### [ASSIGNED TASK]
Report only how many lines of the records contain the word "sample".

### [Page and application data records]
---------------
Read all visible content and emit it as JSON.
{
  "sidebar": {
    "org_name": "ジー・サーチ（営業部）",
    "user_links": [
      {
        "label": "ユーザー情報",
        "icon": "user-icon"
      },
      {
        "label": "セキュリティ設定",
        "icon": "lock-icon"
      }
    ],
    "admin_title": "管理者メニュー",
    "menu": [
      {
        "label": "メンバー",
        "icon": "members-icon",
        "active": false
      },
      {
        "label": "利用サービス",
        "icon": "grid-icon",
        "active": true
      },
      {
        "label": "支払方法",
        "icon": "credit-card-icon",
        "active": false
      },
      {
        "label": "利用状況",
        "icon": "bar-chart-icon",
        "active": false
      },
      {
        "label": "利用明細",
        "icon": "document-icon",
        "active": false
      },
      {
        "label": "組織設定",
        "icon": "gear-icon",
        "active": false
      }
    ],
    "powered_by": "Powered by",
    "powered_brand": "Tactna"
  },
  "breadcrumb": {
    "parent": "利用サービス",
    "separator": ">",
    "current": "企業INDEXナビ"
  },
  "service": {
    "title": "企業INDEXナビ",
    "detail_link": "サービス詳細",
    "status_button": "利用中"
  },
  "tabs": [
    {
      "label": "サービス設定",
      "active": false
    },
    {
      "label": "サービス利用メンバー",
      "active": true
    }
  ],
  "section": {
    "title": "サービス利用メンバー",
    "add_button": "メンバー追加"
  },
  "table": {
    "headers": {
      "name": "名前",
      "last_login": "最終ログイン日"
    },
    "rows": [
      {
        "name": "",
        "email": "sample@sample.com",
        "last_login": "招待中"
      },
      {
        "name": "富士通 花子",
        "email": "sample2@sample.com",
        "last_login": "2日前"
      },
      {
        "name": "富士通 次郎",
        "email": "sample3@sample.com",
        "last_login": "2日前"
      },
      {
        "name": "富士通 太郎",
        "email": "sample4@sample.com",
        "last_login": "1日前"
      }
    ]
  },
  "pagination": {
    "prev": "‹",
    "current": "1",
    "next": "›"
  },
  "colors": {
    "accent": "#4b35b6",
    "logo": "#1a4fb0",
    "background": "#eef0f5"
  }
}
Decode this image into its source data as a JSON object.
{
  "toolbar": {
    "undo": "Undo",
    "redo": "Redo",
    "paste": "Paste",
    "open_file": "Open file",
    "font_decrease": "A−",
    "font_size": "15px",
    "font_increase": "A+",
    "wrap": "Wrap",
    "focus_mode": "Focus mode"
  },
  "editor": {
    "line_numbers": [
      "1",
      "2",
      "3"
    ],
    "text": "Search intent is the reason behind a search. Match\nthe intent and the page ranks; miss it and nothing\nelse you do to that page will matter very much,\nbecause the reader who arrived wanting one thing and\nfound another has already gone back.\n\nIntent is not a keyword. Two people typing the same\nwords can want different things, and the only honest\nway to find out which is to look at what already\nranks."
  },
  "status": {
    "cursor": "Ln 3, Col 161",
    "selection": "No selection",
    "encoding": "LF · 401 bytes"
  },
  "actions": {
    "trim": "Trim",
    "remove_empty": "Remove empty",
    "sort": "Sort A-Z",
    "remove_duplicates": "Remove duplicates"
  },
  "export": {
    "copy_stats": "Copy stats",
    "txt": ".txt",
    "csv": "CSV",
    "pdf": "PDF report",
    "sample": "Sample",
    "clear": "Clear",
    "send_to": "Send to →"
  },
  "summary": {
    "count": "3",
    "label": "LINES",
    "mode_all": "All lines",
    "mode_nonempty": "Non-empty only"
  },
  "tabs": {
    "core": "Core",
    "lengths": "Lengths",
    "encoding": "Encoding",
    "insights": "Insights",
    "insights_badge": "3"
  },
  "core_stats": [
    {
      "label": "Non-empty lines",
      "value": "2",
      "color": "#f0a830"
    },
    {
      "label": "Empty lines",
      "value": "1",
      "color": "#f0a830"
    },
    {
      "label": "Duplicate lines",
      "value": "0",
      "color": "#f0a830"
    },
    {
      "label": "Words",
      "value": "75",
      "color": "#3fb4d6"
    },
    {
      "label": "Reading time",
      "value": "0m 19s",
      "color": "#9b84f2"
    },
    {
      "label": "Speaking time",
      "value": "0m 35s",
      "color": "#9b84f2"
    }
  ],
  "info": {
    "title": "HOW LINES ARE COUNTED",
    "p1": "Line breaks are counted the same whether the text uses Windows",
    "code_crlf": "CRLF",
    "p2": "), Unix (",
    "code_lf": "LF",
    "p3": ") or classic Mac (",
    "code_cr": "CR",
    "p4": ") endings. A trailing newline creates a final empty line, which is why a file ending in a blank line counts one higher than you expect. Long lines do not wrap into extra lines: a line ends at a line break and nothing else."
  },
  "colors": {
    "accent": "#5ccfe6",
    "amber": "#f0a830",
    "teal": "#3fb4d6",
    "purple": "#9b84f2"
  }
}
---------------
### [ANSWER SPACE]
5